I wrote this post on the Accelerate TV website about 10 months ago, when we had a fuel scarcity. I am beyond upset that this is now our reality. Everyone, everywhere is affected. The long queues causing horrible traffic as they stretch longer and longer by the day, blocking entrances/exits, taking up precious road space. And if you've ever been in Lagos, you know many of us already think of road rules as those funny things we don't need to obey. *I'm not even joking*
Here are a few of my favorite bits that are still (very sadly) our reality...
Hi guys! Apart from my TV and documentary work, I recently started writing for Accelerate TV, an infotainment blog inspired by Access Bank. I'll be writing a monthly blog for them titled "Diary of a Young Lagosian"
Here's an excerpt from my first article:
"Hi, I’m Lamide and I’m an honorary Lagosian. I say honorary because technically I’m not from an old Lagos family (calm down, Lagos Islanders!), but as I was born here and have lived here for more than half my life, I claim it fully; perks and all.
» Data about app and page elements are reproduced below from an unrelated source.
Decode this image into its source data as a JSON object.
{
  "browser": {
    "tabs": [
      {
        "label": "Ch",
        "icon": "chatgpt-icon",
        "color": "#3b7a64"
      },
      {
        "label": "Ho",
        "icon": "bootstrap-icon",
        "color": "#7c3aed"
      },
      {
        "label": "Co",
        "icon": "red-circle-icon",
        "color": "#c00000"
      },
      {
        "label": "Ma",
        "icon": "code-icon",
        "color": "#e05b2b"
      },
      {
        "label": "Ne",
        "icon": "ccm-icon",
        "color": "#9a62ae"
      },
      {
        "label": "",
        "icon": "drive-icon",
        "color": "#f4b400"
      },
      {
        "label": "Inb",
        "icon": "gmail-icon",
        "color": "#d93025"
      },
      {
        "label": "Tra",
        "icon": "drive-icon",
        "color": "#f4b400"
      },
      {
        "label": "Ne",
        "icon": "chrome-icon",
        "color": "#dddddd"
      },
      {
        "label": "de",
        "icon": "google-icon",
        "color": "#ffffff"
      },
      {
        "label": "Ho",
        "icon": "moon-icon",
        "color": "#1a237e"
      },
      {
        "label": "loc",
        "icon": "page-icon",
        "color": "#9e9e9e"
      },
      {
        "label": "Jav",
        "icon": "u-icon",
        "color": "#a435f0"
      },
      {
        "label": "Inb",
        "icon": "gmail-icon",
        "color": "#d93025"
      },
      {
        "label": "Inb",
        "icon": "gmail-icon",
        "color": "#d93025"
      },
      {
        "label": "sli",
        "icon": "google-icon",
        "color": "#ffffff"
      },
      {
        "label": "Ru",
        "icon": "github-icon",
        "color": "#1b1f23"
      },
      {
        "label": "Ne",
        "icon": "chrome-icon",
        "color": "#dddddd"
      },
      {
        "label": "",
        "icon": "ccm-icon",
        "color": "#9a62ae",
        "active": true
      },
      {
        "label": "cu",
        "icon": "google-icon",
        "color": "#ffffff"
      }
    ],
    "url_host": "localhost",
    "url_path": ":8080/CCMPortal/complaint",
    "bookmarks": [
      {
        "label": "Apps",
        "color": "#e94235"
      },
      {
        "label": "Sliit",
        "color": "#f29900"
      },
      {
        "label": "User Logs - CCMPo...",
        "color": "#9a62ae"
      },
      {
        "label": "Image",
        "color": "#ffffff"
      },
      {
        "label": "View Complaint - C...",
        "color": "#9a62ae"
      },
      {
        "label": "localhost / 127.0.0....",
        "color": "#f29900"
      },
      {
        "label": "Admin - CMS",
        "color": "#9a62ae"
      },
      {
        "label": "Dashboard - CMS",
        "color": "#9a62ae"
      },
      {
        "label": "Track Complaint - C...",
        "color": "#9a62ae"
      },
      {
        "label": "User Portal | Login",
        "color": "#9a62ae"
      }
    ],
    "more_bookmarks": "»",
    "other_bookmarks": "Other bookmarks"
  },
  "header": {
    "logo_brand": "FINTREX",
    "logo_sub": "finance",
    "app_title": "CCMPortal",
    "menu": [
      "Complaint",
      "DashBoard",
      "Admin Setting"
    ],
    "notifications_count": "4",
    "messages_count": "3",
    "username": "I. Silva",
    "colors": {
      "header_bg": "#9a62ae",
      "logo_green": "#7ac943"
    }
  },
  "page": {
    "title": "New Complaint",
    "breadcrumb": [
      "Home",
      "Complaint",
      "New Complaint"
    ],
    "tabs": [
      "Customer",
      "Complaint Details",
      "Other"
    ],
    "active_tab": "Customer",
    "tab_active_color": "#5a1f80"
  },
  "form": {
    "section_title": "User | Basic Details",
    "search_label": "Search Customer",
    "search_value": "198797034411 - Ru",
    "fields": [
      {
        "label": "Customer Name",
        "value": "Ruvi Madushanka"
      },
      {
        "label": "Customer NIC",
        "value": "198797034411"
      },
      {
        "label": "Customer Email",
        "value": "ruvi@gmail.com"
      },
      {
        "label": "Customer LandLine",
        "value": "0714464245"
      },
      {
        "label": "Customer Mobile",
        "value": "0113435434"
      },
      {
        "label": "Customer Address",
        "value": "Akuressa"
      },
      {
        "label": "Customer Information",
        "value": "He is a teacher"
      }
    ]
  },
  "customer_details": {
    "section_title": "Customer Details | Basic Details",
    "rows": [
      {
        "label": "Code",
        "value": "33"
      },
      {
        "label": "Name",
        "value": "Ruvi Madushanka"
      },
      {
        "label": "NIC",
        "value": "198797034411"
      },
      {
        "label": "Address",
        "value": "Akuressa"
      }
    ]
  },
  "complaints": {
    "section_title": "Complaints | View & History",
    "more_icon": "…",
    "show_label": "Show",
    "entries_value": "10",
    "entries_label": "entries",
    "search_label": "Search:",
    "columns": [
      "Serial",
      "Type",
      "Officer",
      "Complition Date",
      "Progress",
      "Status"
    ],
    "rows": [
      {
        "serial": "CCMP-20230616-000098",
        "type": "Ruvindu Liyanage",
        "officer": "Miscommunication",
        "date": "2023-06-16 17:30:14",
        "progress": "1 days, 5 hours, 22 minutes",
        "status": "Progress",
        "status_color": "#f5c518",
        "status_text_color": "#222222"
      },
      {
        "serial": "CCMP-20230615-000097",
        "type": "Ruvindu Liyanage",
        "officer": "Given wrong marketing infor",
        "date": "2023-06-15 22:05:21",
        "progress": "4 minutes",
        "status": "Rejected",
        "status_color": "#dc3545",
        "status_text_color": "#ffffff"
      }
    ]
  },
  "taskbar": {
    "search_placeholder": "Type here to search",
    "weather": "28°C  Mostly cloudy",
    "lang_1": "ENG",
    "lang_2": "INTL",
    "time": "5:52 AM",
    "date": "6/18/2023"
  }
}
In fact, some days I struggle to think of the perks; I remember a Lagos that wasn’t so chock-full of cars, people, places, churches and most of all, of mayhem.
So here’s my opinion: Lagos needs to become uncool. That’s frankly the only way I see we have to manage the craziness we experience here day to day."
Please read the rest of the article here, and let me know what you think!
I've got my Permanent Voters Card. So I can vote. I was the last in line at 4pm on a Monday afternoon, and I left behind people who were frustrated because their cards had not been found, as the INEC staff vented their frustrations about not having materials, not having time, and not being paid.
At the end of the day, I got my Voters Card. That doesn't sound so difficult, right? Unfortunately, millions of people are confused, uninformed, misinformed, or exasperated about/with the process. From workers not being equipped properly to electoral staff/ad-hoc workers not showing up at all, to delays in disbursing the voters cards, there are real, valid fears that millions will be disenfranchised, and come February 2015, a major chunk of eligible voters won't be able to vote.
In a system causing more frustration and confusion than anything else, many can't help but wonder what's going to happen when the time comes to vote in another set (or the same set) of people to lead a country rife with problems too complicated to delve into.
Read more here: http://businessdayonline.com/2014/11/inec-pvcs-the-missing-millions-in-lagos-kano-kaduna-rivers/